---------- WORKING DATA ----------

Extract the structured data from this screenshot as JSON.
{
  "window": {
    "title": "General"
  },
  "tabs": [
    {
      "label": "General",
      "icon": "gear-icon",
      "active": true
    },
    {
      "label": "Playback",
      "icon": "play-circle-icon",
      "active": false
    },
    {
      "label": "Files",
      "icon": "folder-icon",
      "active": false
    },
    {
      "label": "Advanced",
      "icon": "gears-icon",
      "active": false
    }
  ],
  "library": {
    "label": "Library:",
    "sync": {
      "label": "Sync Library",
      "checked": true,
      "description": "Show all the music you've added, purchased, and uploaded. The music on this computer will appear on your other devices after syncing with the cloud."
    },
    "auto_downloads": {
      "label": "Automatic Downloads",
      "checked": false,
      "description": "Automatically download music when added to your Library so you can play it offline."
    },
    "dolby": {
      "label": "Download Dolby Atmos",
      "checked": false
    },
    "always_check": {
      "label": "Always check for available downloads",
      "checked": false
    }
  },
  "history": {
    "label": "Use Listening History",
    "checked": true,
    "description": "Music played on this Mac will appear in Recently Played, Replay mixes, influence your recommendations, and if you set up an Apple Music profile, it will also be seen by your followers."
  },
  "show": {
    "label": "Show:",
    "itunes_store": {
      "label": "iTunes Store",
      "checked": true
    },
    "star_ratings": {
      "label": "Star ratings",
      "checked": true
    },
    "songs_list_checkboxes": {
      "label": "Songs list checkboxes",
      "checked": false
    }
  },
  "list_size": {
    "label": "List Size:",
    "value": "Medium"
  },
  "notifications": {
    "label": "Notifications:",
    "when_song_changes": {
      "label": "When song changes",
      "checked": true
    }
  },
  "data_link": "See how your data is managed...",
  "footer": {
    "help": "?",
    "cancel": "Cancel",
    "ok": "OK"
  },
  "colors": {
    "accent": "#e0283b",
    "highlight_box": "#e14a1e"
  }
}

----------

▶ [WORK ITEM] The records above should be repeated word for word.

▶ [ANSWER SPACE]
Extract the structured data from this screenshot as JSON.
{
  "window": {
    "title": "General"
  },
  "tabs": [
    {
      "label": "General",
      "icon": "gear-icon",
      "active": true
    },
    {
      "label": "Playback",
      "icon": "play-circle-icon",
      "active": false
    },
    {
      "label": "Files",
      "icon": "folder-icon",
      "active": false
    },
    {
      "label": "Advanced",
      "icon": "gears-icon",
      "active": false
    }
  ],
  "library": {
    "label": "Library:",
    "sync": {
      "label": "Sync Library",
      "checked": true,
      "description": "Show all the music you've added, purchased, and uploaded. The music on this computer will appear on your other devices after syncing with the cloud."
    },
    "auto_downloads": {
      "label": "Automatic Downloads",
      "checked": false,
      "description": "Automatically download music when added to your Library so you can play it offline."
    },
    "dolby": {
      "label": "Download Dolby Atmos",
      "checked": false
    },
    "always_check": {
      "label": "Always check for available downloads",
      "checked": false
    }
  },
  "history": {
    "label": "Use Listening History",
    "checked": true,
    "description": "Music played on this Mac will appear in Recently Played, Replay mixes, influence your recommendations, and if you set up an Apple Music profile, it will also be seen by your followers."
  },
  "show": {
    "label": "Show:",
    "itunes_store": {
      "label": "iTunes Store",
      "checked": true
    },
    "star_ratings": {
      "label": "Star ratings",
      "checked": true
    },
    "songs_list_checkboxes": {
      "label": "Songs list checkboxes",
      "checked": false
    }
  },
  "list_size": {
    "label": "List Size:",
    "value": "Medium"
  },
  "notifications": {
    "label": "Notifications:",
    "when_song_changes": {
      "label": "When song changes",
      "checked": true
    }
  },
  "data_link": "See how your data is managed...",
  "footer": {
    "help": "?",
    "cancel": "Cancel",
    "ok": "OK"
  },
  "colors": {
    "accent": "#e0283b",
    "highlight_box": "#e14a1e"
  }
}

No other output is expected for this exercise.